Imagine you live in a city where being single is prohibited. When your wife leaves you, you are taken to a hotel, where you have 45 days to find your next partner. If you fail, you are either turned into an animal of your choice, or expelled into the forest where you’ll be hunted down.
That’s the preposterous premise of The Lobster, a brilliant movie by Yorgos Lanthimos, the maker of Dogtooth (which I reviewed previously here). Sharpening his genre of absurdist dark comedies, Lobster manages to be funny and serious at the same time, observant and inventive. Great acting, beautiful cinematography and wicked humor, all under a deadly serious façade, make Lobster a highly enjoyable experience.
In its kinky way, the movie wants to remind us just how oppressive the couplehood hegemony is in our society. Restaurant menus, travel packages, tax breaks – the entire system is tuned for couples. But being single is tough not only because institutions aren’t optimized for it, but mainly because of the social pressure. You are 30+ and still single? There must be something wrong with you.
Can you escape this oppression? Not on your own. The only way out is to join a subculture: become a backpacker, a hippie, a punk or a Buddhist. The movie brilliantly follows this logic, and shows that when escaping one ideology, we dive into another, whose rules may be diametrically opposite, but not necessarily less oppressive.

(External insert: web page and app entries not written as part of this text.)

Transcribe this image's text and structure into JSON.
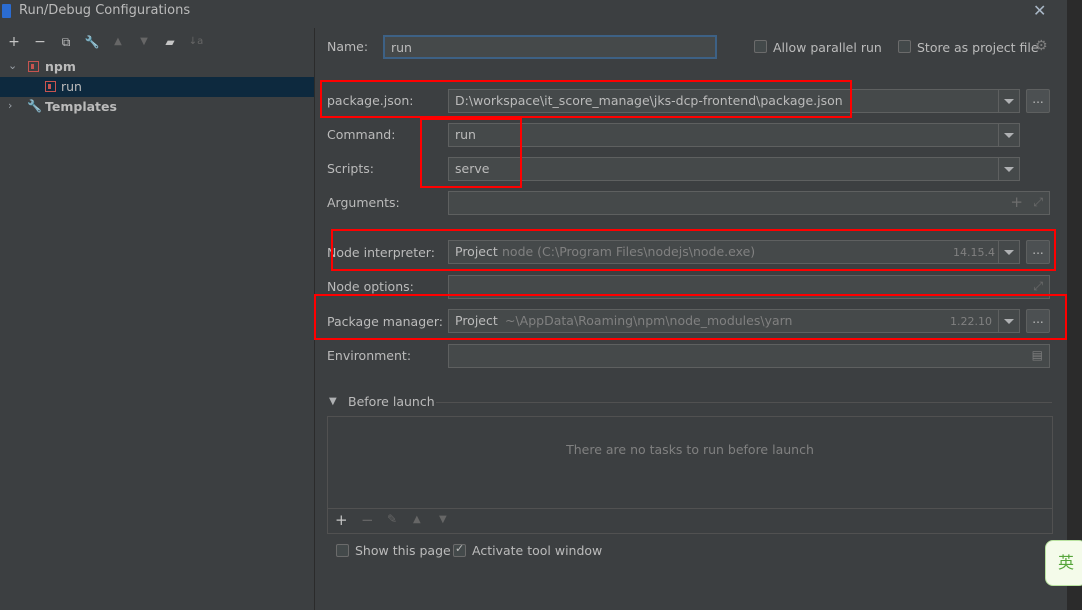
{
  "window": {
    "title": "Run/Debug Configurations"
  },
  "toolbar": {
    "add": "+",
    "remove": "−",
    "copy": "⧉",
    "edit": "🔧",
    "move_up": "▲",
    "move_down": "▼",
    "folder": "▰",
    "sort": "↓a"
  },
  "tree": {
    "npm": "npm",
    "run": "run",
    "templates": "Templates"
  },
  "form": {
    "name_label": "Name:",
    "name_value": "run",
    "allow_parallel_label": "Allow parallel run",
    "store_project_label": "Store as project file",
    "package_json_label": "package.json:",
    "package_json_value": "D:\\workspace\\it_score_manage\\jks-dcp-frontend\\package.json",
    "command_label": "Command:",
    "command_value": "run",
    "scripts_label": "Scripts:",
    "scripts_value": "serve",
    "arguments_label": "Arguments:",
    "node_interpreter_label": "Node interpreter:",
    "node_interpreter_kind": "Project",
    "node_interpreter_path": "node (C:\\Program Files\\nodejs\\node.exe)",
    "node_version": "14.15.4",
    "node_options_label": "Node options:",
    "package_manager_label": "Package manager:",
    "package_manager_kind": "Project",
    "package_manager_path": "~\\AppData\\Roaming\\npm\\node_modules\\yarn",
    "package_manager_version": "1.22.10",
    "environment_label": "Environment:",
    "browse": "..."
  },
  "before_launch": {
    "title": "Before launch",
    "empty_text": "There are no tasks to run before launch"
  },
  "footer": {
    "show_page_label": "Show this page",
    "activate_tool_label": "Activate tool window"
  },
  "ime": {
    "label": "英"
  }
}
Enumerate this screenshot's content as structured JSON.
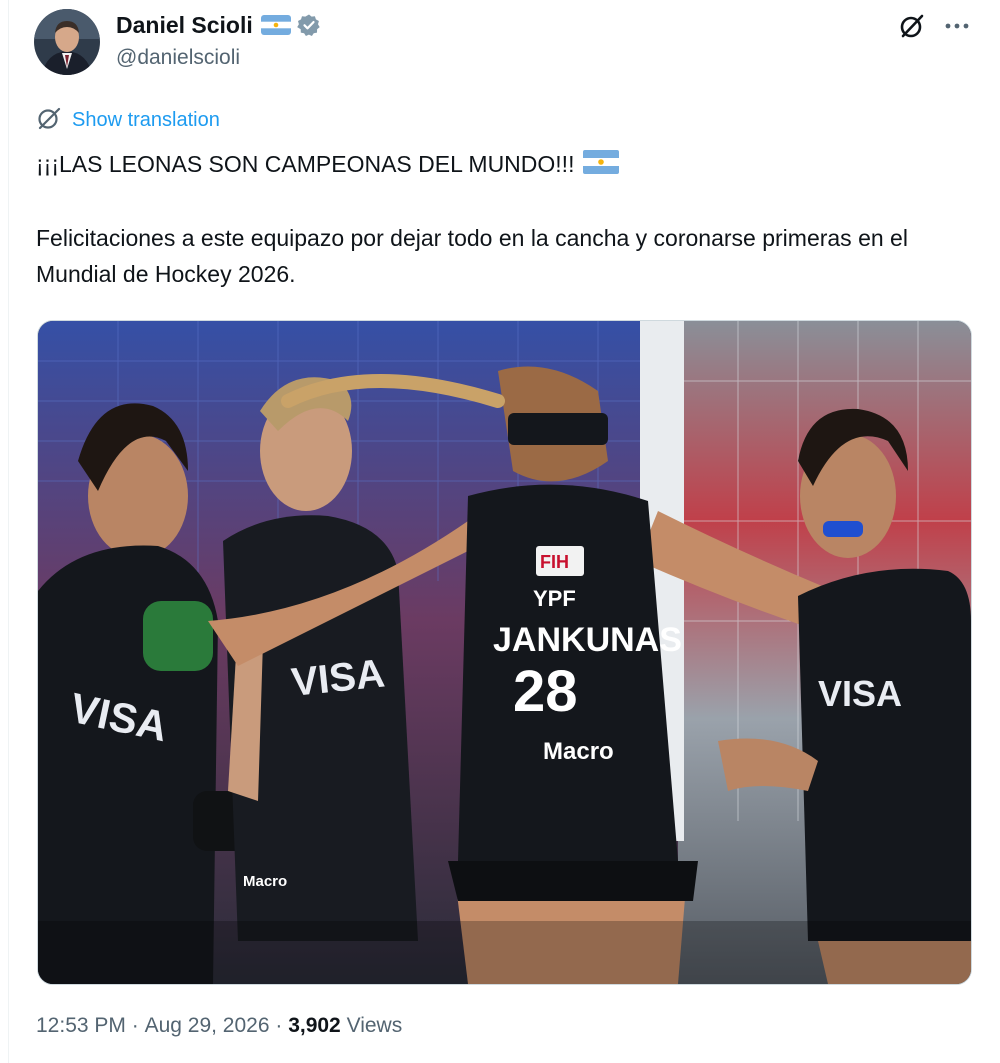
{
  "author": {
    "display_name": "Daniel Scioli",
    "handle": "@danielscioli"
  },
  "icons": {
    "flag": "argentina-flag-icon",
    "verified": "verified-badge-icon",
    "grok": "grok-icon",
    "more": "more-icon",
    "translate": "globe-icon"
  },
  "translation": {
    "label": "Show translation"
  },
  "tweet": {
    "line1": "¡¡¡LAS LEONAS SON CAMPEONAS DEL MUNDO!!! ",
    "line2": "Felicitaciones a este equipazo por dejar todo en la cancha y coronarse primeras en el Mundial de Hockey 2026."
  },
  "photo": {
    "jersey_sponsor": "YPF",
    "jersey_name": "JANKUNAS",
    "jersey_number": "28",
    "shirt_logo": "VISA",
    "short_sponsor": "Macro",
    "badge": "FIH"
  },
  "meta": {
    "time": "12:53 PM",
    "separator": " · ",
    "date": "Aug 29, 2026",
    "views_count": "3,902",
    "views_label": " Views"
  },
  "colors": {
    "accent": "#1d9bf0",
    "secondary_text": "#536471",
    "primary_text": "#0f1419"
  }
}
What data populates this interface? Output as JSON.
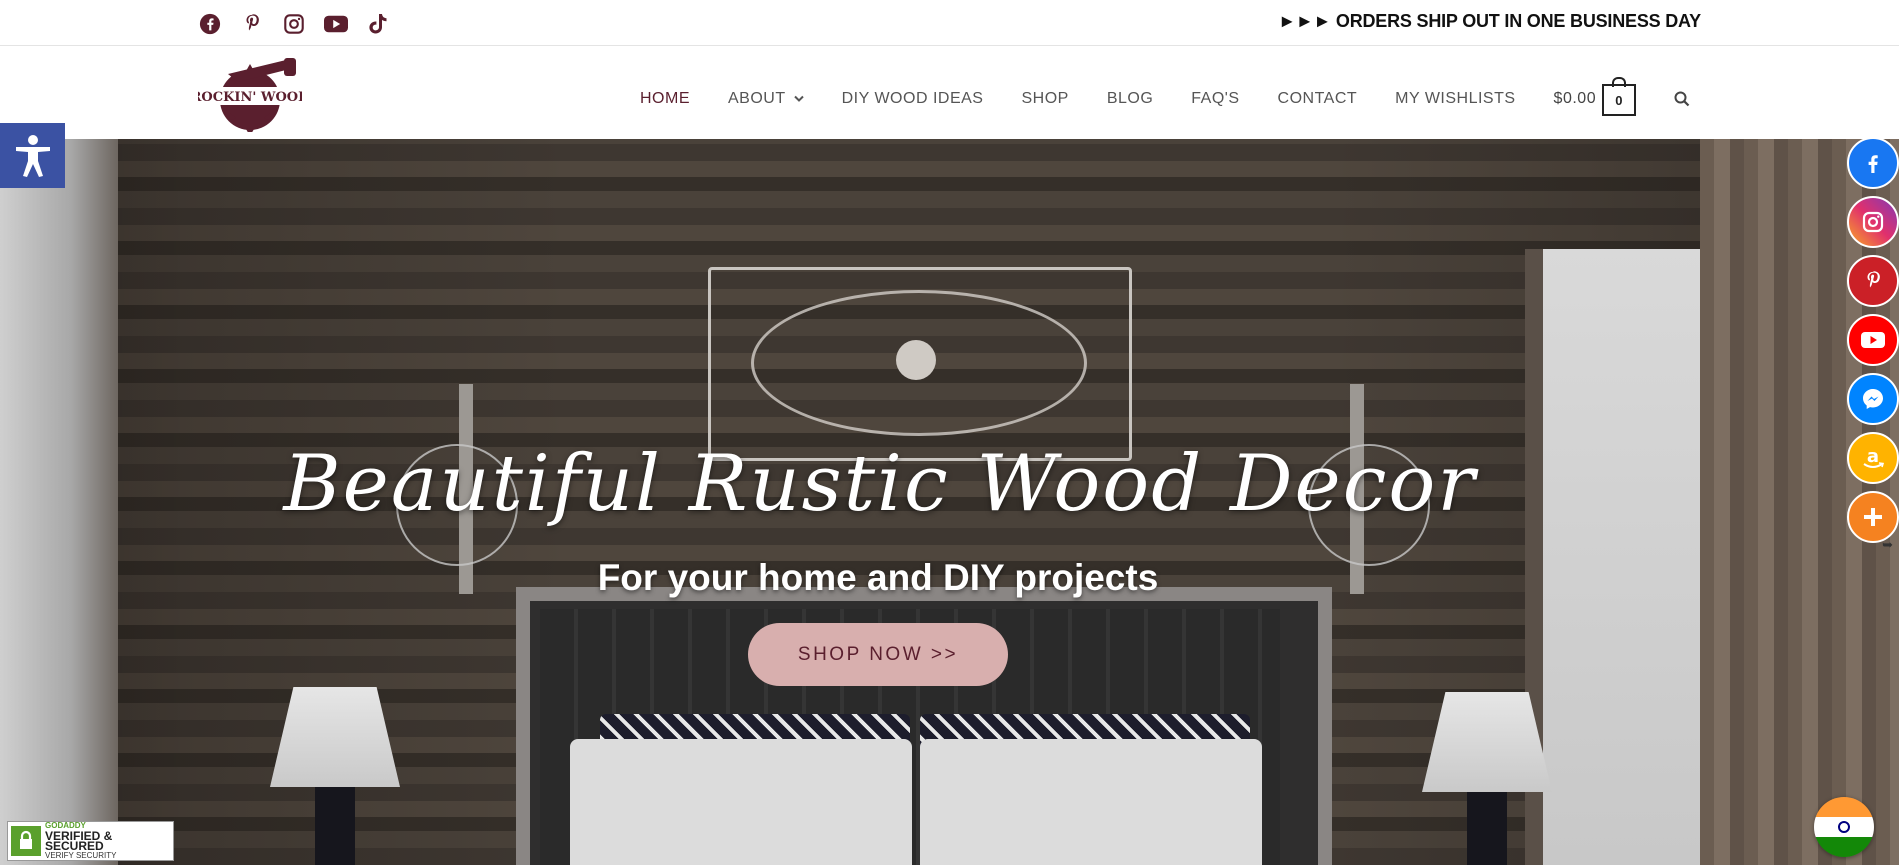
{
  "topbar": {
    "social_icons": [
      "facebook-icon",
      "pinterest-icon",
      "instagram-icon",
      "youtube-icon",
      "tiktok-icon"
    ],
    "shipping_message": "►►► ORDERS SHIP OUT IN ONE BUSINESS DAY"
  },
  "brand": {
    "logo_text": "ROCKIN' WOOD",
    "brand_color": "#5a1f2e"
  },
  "nav": {
    "items": [
      {
        "label": "HOME",
        "active": true
      },
      {
        "label": "ABOUT",
        "dropdown": true
      },
      {
        "label": "DIY WOOD IDEAS"
      },
      {
        "label": "SHOP"
      },
      {
        "label": "BLOG"
      },
      {
        "label": "FAQ'S"
      },
      {
        "label": "CONTACT"
      },
      {
        "label": "MY WISHLISTS"
      }
    ],
    "cart_total": "$0.00",
    "cart_count": "0"
  },
  "hero": {
    "title": "Beautiful Rustic Wood Decor",
    "subtitle": "For your home and DIY projects",
    "cta_label": "SHOP NOW >>"
  },
  "share_bar": {
    "items": [
      {
        "name": "facebook",
        "color": "#1877f2"
      },
      {
        "name": "instagram",
        "color": "#d6249f"
      },
      {
        "name": "pinterest",
        "color": "#cb2027"
      },
      {
        "name": "youtube",
        "color": "#ff0000"
      },
      {
        "name": "messenger",
        "color": "#0084ff"
      },
      {
        "name": "amazon",
        "color": "#ffb300"
      },
      {
        "name": "more",
        "color": "#f58220"
      }
    ]
  },
  "badge": {
    "line1": "GODADDY",
    "line2": "VERIFIED & SECURED",
    "line3": "VERIFY SECURITY"
  }
}
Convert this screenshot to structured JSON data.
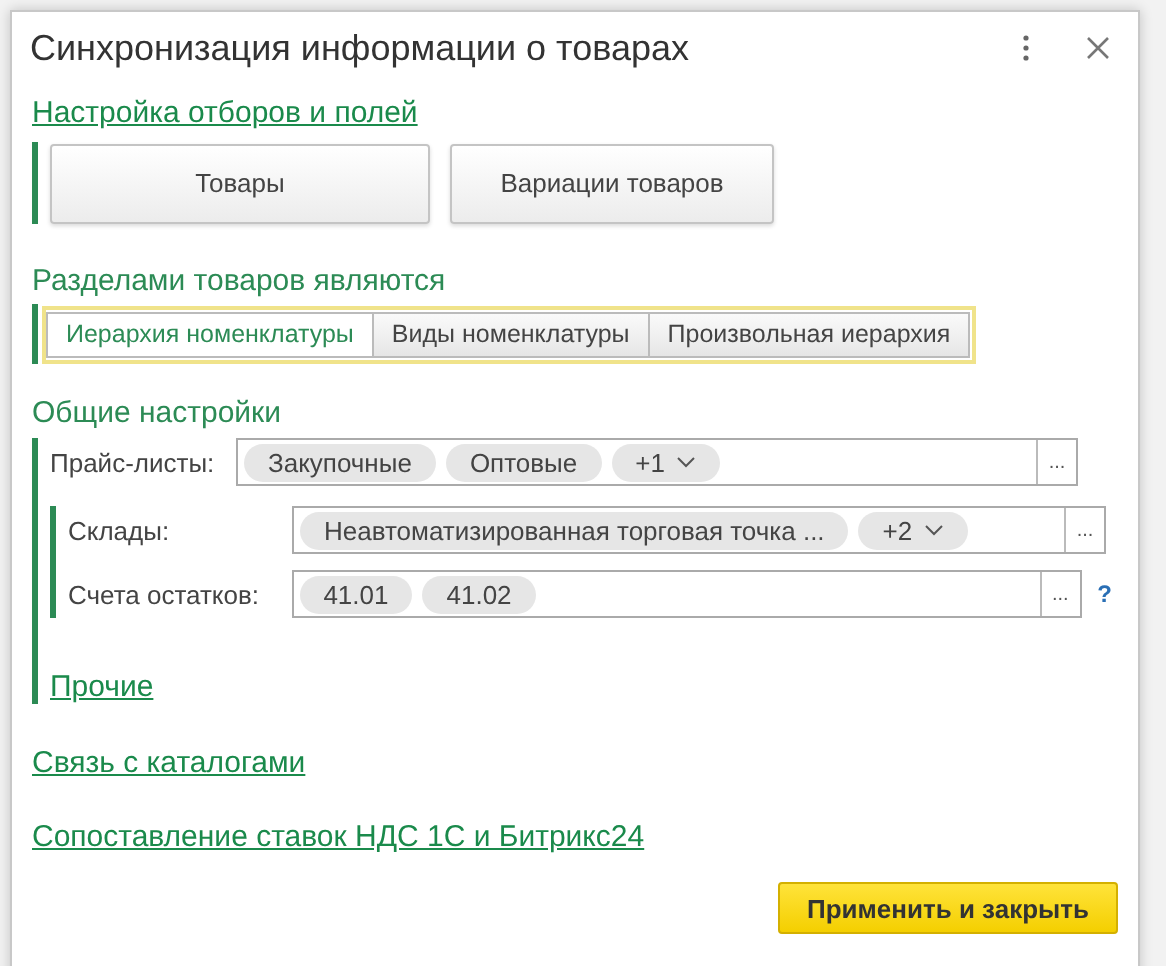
{
  "window": {
    "title": "Синхронизация информации о товарах"
  },
  "filters_link": "Настройка отборов и полей",
  "filter_buttons": [
    "Товары",
    "Вариации товаров"
  ],
  "sections_group": {
    "title": "Разделами товаров являются",
    "options": [
      {
        "label": "Иерархия номенклатуры",
        "selected": true
      },
      {
        "label": "Виды номенклатуры",
        "selected": false
      },
      {
        "label": "Произвольная иерархия",
        "selected": false
      }
    ]
  },
  "general": {
    "title": "Общие настройки",
    "price_lists": {
      "label": "Прайс-листы:",
      "tags": [
        "Закупочные",
        "Оптовые"
      ],
      "more": "+1",
      "select_button": "..."
    },
    "nested_fields": [
      {
        "label": "Склады:",
        "tags": [
          "Неавтоматизированная торговая точка ..."
        ],
        "more": "+2",
        "select_button": "..."
      },
      {
        "label": "Счета остатков:",
        "tags": [
          "41.01",
          "41.02"
        ],
        "select_button": "...",
        "help": "?"
      }
    ],
    "other_link": "Прочие"
  },
  "links": [
    "Связь с каталогами",
    "Сопоставление ставок НДС 1С и Битрикс24"
  ],
  "apply_button": "Применить и закрыть"
}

The movie is also striking critique of the dating and mating world. In order to find a partner in the allotted time, hotel residents look for silly similarities, that would signal that they make a good couple. It could be a propensity for a nose bleed or mutually beautiful hair. When two residents become a couple, they go through a test period, when their compatibility is monitored by the hotel management. If any shred of unscripted emotion arises, they are assigned children, whose role apparently is to suck up any remains of partner’s authentic selves. By locking “parents” attention on themselves, and away from any existential questions they may have (like, well… why are we together anyway?), the assigned children solve couple’s relationship problems, reducing them to their familial roles.
Does that sound like any couple you know?